Start of Block
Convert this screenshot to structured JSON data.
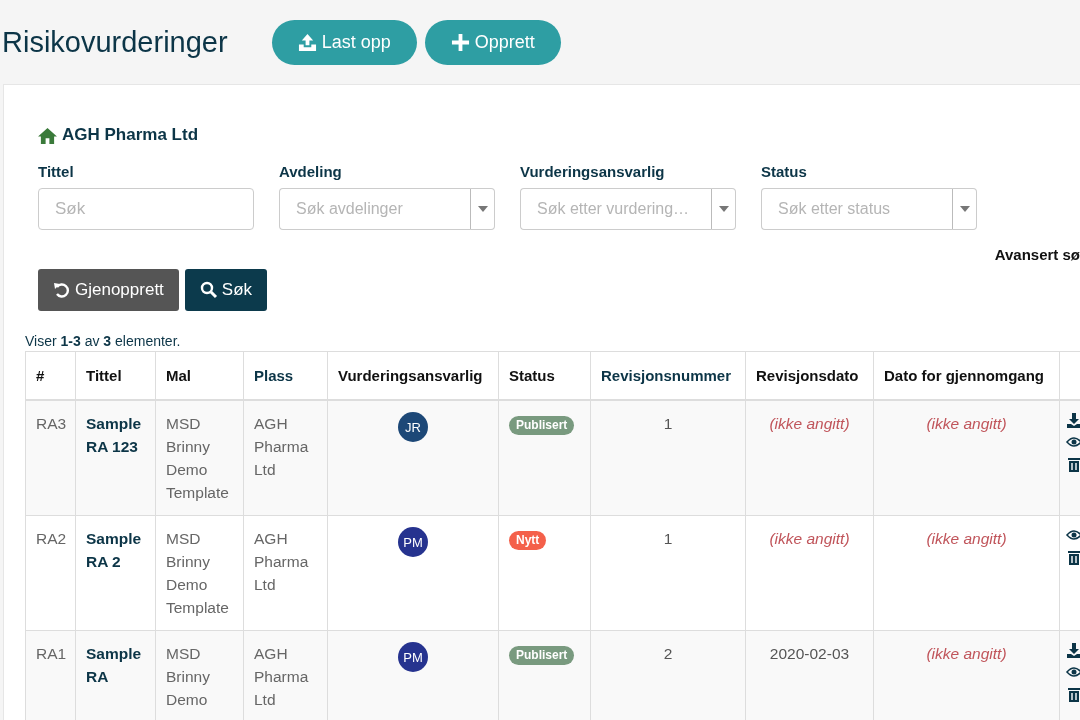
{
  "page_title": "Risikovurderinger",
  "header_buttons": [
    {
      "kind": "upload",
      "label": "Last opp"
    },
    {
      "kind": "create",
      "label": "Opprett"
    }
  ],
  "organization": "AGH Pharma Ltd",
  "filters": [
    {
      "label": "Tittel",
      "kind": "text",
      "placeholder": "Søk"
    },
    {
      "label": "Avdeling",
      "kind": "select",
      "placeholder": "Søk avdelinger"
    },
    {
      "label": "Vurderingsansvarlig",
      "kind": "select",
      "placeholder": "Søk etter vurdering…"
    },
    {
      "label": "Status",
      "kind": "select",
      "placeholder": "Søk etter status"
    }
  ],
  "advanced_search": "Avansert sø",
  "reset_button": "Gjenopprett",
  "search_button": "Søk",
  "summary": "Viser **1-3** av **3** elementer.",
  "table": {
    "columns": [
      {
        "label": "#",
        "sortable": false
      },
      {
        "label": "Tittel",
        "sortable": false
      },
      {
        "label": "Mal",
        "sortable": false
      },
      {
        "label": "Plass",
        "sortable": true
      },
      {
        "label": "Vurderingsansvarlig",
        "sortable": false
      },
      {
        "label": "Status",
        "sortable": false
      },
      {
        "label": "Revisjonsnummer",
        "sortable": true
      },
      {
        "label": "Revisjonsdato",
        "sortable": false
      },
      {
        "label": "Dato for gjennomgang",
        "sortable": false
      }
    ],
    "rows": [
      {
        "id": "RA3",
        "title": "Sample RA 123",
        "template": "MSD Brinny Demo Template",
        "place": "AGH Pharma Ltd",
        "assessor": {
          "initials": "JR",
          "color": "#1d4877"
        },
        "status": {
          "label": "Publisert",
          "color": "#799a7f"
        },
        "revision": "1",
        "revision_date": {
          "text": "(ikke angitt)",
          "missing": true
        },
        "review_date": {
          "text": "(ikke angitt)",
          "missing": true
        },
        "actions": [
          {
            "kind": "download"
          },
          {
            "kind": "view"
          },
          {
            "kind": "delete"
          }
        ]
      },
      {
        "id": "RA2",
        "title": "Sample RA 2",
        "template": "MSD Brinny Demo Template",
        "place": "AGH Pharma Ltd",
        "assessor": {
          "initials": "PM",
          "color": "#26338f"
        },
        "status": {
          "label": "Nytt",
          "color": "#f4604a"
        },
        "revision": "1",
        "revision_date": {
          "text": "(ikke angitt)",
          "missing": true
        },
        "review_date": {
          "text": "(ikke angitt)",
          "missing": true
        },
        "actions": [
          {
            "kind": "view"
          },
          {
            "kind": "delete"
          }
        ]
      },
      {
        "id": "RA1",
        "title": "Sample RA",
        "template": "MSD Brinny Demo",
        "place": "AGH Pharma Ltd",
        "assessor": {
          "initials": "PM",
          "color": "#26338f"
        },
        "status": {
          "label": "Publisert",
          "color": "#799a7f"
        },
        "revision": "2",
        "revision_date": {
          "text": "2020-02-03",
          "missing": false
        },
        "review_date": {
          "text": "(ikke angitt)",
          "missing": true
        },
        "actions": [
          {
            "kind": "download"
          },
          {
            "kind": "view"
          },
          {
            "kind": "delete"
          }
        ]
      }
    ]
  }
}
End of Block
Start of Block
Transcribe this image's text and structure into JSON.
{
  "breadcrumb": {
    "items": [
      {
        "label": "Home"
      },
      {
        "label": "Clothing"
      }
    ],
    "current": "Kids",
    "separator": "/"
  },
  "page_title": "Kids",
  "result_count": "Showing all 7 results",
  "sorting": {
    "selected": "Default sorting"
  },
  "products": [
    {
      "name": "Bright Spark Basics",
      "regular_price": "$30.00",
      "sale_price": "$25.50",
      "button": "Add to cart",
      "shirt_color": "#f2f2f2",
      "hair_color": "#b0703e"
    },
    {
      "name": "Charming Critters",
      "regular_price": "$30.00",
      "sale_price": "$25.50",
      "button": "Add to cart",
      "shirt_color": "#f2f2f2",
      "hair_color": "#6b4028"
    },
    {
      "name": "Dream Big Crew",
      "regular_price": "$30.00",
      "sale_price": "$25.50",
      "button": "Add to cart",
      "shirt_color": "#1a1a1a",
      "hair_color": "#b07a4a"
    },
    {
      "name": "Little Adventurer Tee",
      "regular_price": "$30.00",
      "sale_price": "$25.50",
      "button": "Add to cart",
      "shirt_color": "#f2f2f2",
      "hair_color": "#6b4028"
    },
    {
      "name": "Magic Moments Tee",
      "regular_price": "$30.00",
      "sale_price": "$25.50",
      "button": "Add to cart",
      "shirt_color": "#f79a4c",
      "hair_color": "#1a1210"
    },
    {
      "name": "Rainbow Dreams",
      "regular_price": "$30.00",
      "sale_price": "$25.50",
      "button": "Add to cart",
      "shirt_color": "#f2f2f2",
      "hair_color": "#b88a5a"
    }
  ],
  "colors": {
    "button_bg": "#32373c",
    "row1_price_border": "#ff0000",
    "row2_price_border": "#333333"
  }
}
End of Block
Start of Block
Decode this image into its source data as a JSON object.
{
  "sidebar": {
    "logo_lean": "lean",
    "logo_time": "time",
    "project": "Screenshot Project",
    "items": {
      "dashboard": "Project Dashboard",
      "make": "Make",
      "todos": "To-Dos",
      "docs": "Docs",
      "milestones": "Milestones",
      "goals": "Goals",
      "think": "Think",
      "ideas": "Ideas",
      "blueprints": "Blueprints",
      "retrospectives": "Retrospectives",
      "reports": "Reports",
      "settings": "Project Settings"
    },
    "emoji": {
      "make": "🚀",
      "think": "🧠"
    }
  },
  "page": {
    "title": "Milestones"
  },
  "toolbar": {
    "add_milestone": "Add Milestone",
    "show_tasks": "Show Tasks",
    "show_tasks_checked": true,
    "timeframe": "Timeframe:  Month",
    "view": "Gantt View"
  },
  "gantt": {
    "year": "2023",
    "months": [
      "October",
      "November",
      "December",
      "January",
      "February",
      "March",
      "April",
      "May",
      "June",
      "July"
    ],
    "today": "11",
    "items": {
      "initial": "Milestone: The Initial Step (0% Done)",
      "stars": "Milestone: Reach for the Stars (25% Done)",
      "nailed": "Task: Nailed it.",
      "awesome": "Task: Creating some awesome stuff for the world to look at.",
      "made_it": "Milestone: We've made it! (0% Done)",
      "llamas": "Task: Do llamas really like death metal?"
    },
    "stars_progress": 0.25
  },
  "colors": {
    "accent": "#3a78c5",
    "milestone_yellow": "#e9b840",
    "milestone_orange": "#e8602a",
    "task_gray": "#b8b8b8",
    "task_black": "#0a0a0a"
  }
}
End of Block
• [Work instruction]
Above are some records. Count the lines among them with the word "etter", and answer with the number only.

• [Response to this exercise]
2